━━ Excerpted records ━━

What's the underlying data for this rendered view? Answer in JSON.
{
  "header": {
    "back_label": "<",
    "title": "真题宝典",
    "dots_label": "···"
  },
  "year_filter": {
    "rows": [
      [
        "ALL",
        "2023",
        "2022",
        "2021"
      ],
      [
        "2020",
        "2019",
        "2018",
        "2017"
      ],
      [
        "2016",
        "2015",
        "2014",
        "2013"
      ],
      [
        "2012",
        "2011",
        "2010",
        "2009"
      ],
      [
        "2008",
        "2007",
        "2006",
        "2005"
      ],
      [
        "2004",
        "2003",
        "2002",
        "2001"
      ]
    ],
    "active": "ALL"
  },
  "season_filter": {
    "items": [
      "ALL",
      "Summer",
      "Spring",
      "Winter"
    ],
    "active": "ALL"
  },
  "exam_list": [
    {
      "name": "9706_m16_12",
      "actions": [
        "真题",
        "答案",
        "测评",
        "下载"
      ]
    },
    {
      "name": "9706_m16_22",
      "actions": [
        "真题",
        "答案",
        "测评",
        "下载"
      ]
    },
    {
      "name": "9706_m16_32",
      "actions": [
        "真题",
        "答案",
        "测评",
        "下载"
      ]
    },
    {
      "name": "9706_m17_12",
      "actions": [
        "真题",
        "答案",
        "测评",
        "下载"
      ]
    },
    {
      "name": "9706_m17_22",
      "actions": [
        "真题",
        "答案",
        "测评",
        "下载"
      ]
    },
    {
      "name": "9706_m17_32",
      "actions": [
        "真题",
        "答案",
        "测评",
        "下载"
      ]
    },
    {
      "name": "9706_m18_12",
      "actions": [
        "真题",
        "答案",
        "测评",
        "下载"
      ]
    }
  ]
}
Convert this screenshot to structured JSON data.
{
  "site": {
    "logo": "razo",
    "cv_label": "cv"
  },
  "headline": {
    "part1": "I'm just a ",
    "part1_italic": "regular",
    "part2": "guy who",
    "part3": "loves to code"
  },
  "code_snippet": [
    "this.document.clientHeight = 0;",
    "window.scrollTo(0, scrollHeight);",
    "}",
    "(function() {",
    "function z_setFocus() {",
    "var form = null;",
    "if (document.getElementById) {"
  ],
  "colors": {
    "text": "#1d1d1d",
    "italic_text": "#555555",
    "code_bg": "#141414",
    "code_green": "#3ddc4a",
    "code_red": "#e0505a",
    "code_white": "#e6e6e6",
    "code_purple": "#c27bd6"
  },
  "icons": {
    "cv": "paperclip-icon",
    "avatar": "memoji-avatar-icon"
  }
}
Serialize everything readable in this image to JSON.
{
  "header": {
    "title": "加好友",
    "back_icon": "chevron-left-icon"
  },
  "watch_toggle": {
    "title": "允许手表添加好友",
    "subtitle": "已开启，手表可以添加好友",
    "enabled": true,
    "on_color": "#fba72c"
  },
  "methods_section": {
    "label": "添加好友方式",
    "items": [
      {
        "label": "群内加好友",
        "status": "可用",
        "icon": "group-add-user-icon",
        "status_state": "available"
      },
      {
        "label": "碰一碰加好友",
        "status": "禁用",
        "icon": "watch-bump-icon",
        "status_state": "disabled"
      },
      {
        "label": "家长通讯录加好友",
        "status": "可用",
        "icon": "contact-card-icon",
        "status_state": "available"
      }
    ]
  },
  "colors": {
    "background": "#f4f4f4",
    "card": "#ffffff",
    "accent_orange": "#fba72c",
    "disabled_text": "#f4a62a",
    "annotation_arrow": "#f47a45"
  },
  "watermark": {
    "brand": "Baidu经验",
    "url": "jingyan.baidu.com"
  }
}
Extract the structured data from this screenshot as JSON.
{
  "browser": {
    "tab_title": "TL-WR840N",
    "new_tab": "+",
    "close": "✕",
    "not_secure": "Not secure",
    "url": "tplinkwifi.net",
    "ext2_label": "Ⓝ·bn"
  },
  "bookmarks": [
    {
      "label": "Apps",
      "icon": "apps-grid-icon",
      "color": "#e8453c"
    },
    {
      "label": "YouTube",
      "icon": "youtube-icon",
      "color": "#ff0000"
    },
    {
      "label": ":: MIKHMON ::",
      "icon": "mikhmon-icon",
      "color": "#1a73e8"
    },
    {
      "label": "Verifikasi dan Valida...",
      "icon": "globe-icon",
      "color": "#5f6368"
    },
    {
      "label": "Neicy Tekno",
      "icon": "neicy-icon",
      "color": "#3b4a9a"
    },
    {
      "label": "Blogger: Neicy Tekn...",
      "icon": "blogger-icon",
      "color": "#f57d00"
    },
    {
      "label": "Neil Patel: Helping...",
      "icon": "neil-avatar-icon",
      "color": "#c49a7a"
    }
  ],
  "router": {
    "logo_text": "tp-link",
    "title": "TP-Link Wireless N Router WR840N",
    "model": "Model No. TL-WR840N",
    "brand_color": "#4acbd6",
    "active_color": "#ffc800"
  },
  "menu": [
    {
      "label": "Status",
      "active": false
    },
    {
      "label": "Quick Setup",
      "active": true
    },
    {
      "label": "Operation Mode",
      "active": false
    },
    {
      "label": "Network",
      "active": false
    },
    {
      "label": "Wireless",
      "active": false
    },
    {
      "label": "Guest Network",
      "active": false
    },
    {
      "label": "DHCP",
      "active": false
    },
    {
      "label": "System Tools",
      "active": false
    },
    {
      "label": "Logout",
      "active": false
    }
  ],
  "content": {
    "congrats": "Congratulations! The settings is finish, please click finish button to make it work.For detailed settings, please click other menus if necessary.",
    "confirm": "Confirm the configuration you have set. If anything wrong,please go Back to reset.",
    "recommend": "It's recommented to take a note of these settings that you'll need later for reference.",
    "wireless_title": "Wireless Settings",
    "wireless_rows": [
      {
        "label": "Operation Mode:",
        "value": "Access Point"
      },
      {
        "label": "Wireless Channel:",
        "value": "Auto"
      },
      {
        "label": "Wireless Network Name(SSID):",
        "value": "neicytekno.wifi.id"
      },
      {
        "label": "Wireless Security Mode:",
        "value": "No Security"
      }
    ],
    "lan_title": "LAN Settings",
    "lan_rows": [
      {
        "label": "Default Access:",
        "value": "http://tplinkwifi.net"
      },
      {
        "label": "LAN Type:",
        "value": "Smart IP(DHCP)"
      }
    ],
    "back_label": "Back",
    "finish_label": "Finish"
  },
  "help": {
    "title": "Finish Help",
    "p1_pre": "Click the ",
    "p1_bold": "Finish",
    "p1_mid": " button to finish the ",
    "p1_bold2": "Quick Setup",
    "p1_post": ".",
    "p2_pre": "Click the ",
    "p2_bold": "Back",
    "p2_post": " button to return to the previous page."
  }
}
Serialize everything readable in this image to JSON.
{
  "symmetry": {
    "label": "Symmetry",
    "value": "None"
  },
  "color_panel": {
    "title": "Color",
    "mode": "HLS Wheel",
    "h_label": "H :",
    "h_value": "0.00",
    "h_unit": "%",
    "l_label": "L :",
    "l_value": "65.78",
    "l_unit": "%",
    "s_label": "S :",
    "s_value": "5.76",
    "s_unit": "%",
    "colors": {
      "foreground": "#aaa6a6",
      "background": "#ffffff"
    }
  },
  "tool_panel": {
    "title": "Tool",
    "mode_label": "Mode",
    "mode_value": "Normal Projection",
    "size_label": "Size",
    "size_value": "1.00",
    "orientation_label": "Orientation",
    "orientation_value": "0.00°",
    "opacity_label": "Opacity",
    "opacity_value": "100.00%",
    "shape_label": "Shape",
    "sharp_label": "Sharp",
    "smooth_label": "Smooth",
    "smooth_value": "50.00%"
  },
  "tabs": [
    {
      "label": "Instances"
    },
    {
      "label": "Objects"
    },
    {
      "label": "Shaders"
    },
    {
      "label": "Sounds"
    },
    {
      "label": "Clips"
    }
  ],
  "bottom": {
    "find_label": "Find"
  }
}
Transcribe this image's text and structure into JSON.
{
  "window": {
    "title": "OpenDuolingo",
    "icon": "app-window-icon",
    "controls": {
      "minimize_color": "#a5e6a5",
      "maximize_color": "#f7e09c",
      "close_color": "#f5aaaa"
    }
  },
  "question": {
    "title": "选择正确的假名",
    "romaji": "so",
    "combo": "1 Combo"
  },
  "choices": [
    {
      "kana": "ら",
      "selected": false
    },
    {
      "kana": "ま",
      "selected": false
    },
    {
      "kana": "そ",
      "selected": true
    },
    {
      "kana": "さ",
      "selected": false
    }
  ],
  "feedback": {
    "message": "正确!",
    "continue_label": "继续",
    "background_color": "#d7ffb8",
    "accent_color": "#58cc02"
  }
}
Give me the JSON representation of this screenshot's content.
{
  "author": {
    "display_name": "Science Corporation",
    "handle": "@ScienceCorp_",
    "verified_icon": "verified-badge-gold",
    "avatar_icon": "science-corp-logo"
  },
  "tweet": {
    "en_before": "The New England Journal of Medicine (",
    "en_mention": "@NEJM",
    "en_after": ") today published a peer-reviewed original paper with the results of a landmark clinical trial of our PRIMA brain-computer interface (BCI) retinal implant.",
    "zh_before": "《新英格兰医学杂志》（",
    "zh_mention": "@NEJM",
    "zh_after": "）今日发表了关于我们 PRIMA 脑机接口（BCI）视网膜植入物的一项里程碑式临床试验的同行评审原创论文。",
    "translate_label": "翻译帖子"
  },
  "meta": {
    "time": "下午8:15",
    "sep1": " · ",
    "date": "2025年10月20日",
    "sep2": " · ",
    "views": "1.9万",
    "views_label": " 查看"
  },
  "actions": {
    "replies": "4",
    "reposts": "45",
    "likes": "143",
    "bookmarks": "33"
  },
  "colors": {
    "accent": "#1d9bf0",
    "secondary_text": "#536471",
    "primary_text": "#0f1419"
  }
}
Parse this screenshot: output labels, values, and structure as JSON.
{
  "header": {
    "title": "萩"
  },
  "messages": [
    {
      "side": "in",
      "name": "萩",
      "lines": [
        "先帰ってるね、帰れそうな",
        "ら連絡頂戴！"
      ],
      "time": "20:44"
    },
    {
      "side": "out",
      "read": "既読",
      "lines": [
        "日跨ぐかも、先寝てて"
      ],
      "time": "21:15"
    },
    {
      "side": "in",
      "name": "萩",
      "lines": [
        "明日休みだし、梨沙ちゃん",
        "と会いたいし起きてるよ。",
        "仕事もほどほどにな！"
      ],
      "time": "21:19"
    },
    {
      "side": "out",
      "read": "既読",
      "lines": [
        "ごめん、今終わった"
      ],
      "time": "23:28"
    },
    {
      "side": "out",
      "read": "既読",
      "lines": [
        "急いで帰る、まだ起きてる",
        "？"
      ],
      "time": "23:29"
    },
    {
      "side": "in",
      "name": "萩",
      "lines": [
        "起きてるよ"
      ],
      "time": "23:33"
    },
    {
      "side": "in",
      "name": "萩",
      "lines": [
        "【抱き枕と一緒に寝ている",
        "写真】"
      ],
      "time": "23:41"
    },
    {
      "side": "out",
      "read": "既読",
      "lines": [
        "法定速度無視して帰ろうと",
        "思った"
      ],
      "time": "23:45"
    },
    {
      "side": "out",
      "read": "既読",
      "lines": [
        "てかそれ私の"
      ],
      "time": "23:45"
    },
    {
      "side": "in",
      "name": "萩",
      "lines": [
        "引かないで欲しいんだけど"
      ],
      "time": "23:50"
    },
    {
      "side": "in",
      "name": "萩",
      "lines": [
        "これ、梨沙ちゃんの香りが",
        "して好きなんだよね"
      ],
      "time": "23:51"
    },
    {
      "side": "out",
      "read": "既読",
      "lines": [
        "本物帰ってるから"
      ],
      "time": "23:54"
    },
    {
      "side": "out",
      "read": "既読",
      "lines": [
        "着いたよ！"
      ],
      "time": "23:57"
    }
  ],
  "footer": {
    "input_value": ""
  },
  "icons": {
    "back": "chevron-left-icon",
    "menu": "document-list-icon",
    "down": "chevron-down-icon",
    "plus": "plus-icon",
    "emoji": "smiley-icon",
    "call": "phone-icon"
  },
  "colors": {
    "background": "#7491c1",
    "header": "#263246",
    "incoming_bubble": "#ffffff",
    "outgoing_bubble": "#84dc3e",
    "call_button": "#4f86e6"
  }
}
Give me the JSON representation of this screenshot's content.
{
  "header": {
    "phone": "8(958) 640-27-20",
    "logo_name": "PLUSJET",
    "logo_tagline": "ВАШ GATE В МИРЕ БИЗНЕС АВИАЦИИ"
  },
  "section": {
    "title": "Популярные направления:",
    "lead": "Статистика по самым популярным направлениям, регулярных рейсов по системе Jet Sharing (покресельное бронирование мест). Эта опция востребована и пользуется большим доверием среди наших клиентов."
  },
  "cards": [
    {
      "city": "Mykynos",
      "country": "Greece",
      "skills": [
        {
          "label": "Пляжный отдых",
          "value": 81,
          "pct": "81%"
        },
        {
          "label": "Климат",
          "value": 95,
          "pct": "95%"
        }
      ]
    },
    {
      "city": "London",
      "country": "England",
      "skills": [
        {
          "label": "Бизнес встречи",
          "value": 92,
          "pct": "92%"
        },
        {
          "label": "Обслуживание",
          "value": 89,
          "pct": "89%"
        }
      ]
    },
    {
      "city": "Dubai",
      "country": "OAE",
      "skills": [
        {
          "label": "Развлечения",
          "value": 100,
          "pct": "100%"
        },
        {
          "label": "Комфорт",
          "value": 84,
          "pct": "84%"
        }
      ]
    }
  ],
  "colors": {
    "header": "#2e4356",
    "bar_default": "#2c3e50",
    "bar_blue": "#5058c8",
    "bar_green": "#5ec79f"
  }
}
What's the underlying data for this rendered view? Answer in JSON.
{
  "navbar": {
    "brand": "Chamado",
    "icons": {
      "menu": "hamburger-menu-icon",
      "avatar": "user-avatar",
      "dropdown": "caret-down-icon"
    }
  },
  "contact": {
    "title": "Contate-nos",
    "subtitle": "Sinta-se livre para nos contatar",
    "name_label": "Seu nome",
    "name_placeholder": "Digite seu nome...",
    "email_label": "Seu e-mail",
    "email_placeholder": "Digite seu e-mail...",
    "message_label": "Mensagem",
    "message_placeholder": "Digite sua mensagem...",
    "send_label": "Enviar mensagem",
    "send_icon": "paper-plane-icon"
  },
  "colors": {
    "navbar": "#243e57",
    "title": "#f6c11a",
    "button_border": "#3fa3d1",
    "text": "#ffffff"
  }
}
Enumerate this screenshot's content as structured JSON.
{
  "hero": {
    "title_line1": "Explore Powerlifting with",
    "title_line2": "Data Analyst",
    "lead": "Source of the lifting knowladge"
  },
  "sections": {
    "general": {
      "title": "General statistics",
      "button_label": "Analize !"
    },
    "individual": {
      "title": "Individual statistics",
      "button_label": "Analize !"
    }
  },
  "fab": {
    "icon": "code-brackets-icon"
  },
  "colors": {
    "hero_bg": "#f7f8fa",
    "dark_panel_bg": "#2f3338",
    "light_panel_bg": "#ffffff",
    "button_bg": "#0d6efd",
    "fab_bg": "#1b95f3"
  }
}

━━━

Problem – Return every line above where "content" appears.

Task answer –
  "content": {
Give me the JSON representation of this screenshot's content.
Give me the JSON representation of this screenshot's content.
Enumerate this screenshot's content as structured JSON.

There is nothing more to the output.